Monday, August 8, 2016

Waiting to Officiate a Wedding This Afternoon

Pre-Wedding Ceremony:

I'm still home but my mind is already at the wedding I'm officiating this afternoon.

Unlike the average couple getting married, I'm not nervous as their officiant.  Instead, I find myself in awe of the privilege I have with just the right words, to create a legal bond between two people that is already built on love.  We had the rehearsal yesterday, and I know that today I might not even recognize them because of the hair and makeup on the ladies and with the gents being all dressed up rather than in tank tops and shorts.

I'll finish this after the ceremony and while I still have my day-long smile, I'll have yet another flower girl or adorable ring bearer story to tell.  Until then, I cannot wait to see who I hand out the tissues to.  They are often given to the ones who don't think they'll need them.

Update to come several hours from now!

Post Wedding Ceremony Update!

I predicted correctly that I'd have another flower girl or ring bearer story to tell! In fact there were some firsts for me!  When kids do or don't do their jobs in these roles, it's still cute!  So what were these firsts?  Let's start with the flower girl.  Twice during the ceremony she walked from where the bridesmaids were over to the bride and said, "Just kiss!!"  Who couldn't laugh at that?  I didn't know if the bride was going to be able to compose herself!  

picture from another wedding
Okay, now for the ring bearer. He had a meltdown outside of the building and was face down on the deck drinking milk.  We were a little concerned that he would not want to hang onto a pillow so they tied the rings onto his favorite stuffed toy, Pluto. Someone had to go out to the deck to get Pluto with the rings.  Here's the other first!  The Best Man got to hold Pluto during the wedding ceremony! 

In all these years of officiating weddings, I've only been wrong with one wedding. How's that?  I know that the groom is going to shed the tears first.  Once again, I was right.  I never get tired of seeing tender moments like that.

As always,

Monday, August 1, 2016

Preventing "Are You Ready to Leave Yet?" at Your Events.

For Any Event, Prevent This! "Are You Ready to Leave Yet?"

You might know someone or maybe that someone is yourself who is ready to leave an event before it has even started.  I kind of feel that way about surgery, but some people feel that way about events and weddings.  I don't know if it's the opposite of the way kids can be on a road trip and they are saying, "Are we there, yet?" or maybe they grow up to be adults wanting to leave any event early.  You know who they usually are. Typically it's a husband leaning sideways toward his wife's ear to say, "Are you ready to leave yet?"  If it's really bad he might say, "I'll be out in the car".

When you're hosting an event you've obviously put a lot of time, money, thought and energy into something that will not last nearly as long.  A host will often feel disappointed or like a failure if their guests leave early.  Everyone should host an event to see what that might feel like. For a business event, it can feel like a failure to meet your ROI. (Return on Investment) but it's not really a good measure for that. There are a couple of simple things that will make people stay longer.  

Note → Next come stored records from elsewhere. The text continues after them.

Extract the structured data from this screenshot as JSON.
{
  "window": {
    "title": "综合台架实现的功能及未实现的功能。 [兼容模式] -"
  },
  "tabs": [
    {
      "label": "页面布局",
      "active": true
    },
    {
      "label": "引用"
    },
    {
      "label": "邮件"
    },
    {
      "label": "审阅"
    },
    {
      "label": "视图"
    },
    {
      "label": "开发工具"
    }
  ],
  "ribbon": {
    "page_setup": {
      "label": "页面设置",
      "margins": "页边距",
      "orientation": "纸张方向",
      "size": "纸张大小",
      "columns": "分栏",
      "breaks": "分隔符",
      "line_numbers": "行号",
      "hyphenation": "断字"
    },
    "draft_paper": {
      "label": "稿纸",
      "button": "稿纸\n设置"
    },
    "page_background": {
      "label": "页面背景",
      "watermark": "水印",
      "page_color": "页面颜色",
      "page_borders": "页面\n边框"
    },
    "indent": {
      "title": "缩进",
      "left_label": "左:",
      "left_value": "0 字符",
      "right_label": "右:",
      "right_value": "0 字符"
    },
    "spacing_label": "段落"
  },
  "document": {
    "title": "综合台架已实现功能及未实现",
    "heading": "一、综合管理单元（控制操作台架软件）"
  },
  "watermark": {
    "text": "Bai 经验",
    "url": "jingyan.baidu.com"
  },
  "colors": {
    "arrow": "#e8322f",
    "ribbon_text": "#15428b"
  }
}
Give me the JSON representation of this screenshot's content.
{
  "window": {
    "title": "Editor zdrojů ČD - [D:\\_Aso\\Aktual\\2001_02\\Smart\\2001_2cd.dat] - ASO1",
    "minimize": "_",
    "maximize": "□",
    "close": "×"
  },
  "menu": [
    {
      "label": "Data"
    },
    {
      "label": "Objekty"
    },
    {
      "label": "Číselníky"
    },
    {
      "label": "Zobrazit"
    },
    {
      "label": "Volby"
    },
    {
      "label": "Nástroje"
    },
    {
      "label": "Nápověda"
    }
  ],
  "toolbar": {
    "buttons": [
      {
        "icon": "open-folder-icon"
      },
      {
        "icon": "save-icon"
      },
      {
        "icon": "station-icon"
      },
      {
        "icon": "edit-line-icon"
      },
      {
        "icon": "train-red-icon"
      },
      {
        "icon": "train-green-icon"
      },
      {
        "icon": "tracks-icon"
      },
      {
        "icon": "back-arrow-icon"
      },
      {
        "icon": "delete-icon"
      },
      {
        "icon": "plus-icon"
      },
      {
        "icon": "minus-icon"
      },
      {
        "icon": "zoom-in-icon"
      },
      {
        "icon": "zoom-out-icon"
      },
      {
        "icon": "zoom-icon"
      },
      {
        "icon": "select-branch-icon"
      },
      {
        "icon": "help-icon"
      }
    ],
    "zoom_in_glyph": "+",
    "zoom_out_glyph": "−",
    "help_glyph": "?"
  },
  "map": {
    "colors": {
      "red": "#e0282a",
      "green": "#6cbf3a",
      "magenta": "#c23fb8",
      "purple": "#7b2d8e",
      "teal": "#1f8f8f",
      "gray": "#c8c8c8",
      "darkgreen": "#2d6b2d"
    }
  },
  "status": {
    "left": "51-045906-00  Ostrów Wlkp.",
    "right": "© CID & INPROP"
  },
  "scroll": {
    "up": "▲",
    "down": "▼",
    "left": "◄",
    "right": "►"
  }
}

For a social event, I found one thing that works to keep even the most reluctant attendees from leaving early!  In my experience, it's been having an ice cream cart or truck.  Trucks are better in hot weather, obviously.  Ben and Jerry's (my favorite) is only one of similar operations. Dessert trucks are great, too.  Everyone becomes a kid again and will find ways to get in line multiple times to try each flavor in a cone. Then, little justification is needed to try another flavor without a cone.   It reminds me of variables and probability.

Remember the cone holds the ice cream, but the ice cream holds the power!

Music is another key to having people linger. Music affects more areas of the brain and will also make people remember your event. When I'm helping a client plan an event, I frequently go into a science lesson as to why this is the case. 

Remember these simple tricks that will make your guests want to stay longer whether they know the reason or not!

As always,